WHAT TO DO: Consider the entries below. Count the lines holding the string "Rosetta" and state the number only.

Component data from apps and pages:
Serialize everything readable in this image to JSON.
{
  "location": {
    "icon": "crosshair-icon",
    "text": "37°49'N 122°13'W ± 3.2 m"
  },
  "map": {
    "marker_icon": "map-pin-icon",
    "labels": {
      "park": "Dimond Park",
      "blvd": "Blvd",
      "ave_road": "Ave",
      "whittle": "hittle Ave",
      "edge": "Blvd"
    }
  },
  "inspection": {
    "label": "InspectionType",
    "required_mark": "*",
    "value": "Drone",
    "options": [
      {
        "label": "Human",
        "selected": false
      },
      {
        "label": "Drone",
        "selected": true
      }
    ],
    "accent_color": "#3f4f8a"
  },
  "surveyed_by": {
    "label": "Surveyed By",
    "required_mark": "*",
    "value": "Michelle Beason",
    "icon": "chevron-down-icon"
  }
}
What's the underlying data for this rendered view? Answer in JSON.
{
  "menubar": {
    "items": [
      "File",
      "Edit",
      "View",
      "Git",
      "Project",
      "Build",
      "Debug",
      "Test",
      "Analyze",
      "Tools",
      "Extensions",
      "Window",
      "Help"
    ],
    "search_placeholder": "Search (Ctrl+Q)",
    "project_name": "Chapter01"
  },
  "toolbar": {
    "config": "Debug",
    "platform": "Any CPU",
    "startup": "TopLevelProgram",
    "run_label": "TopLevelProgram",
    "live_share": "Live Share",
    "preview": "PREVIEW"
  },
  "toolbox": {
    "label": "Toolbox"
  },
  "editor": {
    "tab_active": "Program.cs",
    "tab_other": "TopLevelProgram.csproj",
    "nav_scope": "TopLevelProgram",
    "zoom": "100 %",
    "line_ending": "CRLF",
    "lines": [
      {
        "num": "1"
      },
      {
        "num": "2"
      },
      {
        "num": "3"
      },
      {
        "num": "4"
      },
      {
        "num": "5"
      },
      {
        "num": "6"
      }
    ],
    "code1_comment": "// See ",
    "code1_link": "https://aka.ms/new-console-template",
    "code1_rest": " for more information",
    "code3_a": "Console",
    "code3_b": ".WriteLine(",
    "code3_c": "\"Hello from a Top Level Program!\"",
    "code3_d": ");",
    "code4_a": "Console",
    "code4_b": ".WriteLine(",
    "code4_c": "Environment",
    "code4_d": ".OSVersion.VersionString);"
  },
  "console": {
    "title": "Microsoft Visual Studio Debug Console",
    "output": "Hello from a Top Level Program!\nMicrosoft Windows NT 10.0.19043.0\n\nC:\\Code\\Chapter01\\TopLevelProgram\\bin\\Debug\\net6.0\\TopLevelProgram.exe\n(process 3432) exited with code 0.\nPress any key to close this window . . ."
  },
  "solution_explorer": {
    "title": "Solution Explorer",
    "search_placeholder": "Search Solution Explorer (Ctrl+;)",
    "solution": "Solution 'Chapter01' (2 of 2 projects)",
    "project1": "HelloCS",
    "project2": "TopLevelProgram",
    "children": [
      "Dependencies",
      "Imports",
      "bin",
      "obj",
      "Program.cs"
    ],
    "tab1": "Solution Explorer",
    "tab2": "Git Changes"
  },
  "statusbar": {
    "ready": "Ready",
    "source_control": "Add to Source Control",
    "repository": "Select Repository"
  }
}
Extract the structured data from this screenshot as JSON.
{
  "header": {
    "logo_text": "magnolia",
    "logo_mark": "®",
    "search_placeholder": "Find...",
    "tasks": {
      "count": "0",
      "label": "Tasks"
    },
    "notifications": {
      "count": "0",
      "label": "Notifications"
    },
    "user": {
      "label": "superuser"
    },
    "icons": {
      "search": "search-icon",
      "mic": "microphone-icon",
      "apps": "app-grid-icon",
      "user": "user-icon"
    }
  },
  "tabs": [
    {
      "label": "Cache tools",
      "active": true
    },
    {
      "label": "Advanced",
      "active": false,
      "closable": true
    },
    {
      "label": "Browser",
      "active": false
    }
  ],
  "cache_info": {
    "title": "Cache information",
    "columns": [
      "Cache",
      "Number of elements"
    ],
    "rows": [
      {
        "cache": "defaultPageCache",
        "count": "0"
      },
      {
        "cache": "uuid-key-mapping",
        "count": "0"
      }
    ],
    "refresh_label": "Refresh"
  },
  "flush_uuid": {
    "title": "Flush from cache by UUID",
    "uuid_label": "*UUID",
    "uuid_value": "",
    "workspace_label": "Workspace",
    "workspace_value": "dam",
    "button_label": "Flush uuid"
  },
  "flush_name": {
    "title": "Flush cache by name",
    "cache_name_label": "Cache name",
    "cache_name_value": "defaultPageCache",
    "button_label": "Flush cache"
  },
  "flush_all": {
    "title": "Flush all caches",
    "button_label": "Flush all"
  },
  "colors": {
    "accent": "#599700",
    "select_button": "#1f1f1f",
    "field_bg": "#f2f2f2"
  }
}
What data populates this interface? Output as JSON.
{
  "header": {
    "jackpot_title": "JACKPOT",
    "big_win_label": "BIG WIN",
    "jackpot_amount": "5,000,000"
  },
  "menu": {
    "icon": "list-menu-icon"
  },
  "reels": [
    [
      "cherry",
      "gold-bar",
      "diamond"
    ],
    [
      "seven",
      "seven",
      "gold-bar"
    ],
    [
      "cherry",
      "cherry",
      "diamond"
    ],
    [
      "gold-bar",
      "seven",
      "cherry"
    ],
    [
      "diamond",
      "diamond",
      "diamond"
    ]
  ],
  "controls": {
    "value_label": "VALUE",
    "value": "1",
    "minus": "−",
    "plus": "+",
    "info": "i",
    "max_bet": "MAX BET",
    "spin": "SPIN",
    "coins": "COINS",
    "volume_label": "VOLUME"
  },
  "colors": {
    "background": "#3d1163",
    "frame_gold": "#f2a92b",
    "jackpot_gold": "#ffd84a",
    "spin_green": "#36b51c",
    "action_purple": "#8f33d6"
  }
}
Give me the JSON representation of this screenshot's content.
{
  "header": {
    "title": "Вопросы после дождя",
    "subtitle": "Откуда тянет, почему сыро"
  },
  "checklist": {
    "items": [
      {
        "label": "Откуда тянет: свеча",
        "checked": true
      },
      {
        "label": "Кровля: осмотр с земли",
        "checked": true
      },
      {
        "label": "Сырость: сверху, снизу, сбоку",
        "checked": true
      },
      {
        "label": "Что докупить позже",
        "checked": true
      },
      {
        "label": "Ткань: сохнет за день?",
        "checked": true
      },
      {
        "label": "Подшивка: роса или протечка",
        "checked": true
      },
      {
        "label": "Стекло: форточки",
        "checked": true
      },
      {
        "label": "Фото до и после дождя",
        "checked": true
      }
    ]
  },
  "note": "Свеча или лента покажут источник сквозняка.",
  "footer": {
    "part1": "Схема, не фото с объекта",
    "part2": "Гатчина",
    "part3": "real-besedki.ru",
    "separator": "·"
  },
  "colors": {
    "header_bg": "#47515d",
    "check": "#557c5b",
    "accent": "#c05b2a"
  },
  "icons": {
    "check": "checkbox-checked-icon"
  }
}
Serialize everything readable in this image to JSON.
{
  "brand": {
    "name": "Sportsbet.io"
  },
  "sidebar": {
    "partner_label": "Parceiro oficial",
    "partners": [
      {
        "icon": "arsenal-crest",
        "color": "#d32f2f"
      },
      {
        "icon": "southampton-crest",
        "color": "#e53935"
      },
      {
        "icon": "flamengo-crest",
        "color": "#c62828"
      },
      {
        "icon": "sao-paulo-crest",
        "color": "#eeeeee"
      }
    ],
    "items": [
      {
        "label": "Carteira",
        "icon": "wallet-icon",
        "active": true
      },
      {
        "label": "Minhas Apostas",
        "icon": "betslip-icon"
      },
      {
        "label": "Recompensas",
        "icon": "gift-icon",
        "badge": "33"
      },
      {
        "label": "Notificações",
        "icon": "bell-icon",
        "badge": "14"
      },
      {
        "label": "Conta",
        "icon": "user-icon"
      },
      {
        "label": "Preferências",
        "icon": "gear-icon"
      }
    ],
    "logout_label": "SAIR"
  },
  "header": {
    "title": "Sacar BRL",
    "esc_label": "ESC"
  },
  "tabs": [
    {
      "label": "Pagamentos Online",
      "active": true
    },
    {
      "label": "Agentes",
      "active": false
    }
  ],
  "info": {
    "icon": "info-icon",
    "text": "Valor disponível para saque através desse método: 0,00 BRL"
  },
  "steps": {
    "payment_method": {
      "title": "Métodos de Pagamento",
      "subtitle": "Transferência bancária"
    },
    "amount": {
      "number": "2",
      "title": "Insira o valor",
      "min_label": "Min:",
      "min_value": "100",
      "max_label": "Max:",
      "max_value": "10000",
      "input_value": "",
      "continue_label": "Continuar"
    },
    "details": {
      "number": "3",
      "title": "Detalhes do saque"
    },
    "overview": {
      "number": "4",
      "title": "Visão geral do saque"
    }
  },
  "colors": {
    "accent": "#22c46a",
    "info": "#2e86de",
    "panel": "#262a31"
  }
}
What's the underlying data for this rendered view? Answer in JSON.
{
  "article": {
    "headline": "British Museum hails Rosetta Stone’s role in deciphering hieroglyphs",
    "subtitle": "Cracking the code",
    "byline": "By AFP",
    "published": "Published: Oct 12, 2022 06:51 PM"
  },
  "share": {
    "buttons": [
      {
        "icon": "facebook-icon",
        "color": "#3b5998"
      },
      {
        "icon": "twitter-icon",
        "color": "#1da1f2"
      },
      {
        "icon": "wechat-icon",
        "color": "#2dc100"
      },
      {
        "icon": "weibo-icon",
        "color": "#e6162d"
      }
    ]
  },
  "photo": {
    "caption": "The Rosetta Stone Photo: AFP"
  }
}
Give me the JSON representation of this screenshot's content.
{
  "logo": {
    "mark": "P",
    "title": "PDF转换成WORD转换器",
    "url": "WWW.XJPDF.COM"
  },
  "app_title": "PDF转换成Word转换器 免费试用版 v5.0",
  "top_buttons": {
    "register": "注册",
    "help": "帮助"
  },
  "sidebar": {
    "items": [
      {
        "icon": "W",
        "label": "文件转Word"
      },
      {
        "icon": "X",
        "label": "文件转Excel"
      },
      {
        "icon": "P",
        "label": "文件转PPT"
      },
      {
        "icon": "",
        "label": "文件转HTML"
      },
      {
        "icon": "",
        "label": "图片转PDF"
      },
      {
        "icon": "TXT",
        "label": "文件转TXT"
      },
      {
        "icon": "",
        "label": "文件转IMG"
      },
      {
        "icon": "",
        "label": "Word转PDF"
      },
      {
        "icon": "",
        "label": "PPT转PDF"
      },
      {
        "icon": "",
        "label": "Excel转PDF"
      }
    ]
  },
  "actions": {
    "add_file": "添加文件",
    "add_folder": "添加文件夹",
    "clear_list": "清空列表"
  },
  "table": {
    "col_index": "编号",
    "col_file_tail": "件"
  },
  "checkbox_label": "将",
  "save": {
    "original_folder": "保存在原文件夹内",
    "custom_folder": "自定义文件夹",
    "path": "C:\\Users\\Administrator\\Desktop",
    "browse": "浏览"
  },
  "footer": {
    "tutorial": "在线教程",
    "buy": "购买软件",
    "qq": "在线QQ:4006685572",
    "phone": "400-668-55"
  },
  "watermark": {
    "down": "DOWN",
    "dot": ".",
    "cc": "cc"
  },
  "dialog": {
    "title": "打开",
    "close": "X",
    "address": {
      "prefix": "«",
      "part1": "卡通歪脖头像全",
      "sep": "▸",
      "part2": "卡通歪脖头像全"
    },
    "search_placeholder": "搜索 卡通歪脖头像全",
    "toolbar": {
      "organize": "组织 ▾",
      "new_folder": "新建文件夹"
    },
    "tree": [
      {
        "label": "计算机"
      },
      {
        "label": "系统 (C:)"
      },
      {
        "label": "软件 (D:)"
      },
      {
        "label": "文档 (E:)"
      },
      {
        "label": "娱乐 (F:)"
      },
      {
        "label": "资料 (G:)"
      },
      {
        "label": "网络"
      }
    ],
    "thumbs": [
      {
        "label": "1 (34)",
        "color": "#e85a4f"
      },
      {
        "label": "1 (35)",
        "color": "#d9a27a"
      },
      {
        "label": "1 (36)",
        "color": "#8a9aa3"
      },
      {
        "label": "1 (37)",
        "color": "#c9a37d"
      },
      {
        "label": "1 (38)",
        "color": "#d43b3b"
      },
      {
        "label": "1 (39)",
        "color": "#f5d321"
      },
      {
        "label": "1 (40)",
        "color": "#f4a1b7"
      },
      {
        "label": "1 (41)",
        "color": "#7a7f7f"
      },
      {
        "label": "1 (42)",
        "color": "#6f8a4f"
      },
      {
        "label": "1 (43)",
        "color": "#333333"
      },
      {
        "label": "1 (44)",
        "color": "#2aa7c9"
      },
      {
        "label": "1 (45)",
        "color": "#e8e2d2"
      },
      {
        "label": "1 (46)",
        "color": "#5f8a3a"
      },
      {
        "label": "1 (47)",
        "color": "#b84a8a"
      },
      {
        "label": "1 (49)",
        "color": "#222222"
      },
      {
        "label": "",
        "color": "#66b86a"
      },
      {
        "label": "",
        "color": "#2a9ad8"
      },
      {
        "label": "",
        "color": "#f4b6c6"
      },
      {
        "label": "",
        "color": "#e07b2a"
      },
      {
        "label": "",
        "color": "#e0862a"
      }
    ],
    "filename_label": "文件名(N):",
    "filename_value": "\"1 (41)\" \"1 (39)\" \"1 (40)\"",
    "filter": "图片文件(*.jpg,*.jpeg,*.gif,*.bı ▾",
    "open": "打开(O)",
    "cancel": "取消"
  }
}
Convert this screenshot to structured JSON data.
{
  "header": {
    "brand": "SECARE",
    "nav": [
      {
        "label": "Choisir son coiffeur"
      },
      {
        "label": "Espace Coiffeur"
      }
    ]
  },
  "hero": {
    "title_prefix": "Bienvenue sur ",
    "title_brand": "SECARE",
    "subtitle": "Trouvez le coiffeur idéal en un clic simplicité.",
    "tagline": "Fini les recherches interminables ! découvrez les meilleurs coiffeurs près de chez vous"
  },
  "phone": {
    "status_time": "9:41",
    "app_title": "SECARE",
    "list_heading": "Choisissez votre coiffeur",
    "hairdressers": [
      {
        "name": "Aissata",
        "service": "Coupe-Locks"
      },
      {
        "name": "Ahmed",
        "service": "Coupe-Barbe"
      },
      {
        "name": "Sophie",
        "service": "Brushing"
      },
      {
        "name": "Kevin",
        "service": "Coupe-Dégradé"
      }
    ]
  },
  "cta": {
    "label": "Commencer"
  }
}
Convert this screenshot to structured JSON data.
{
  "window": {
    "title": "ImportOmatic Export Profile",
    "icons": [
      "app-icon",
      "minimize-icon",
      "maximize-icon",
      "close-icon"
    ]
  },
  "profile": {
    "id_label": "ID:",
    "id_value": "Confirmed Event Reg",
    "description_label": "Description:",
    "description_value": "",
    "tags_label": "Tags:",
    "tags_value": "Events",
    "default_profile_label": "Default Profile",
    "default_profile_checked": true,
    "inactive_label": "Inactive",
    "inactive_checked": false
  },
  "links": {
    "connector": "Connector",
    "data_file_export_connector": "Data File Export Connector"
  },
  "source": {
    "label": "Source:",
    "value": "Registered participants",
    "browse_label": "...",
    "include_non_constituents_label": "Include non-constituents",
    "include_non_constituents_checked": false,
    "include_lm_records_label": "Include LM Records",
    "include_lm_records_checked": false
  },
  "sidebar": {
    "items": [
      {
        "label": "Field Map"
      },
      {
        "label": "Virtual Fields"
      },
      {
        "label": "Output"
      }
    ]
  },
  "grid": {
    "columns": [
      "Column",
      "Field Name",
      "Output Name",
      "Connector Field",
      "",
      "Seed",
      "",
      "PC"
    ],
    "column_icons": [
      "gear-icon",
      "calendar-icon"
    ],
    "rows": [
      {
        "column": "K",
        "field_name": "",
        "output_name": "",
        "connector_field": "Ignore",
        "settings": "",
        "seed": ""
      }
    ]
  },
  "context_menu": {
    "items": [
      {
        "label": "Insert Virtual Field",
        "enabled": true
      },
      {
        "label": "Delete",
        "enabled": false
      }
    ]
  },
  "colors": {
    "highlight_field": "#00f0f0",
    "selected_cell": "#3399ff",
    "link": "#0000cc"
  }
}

RESULT: 2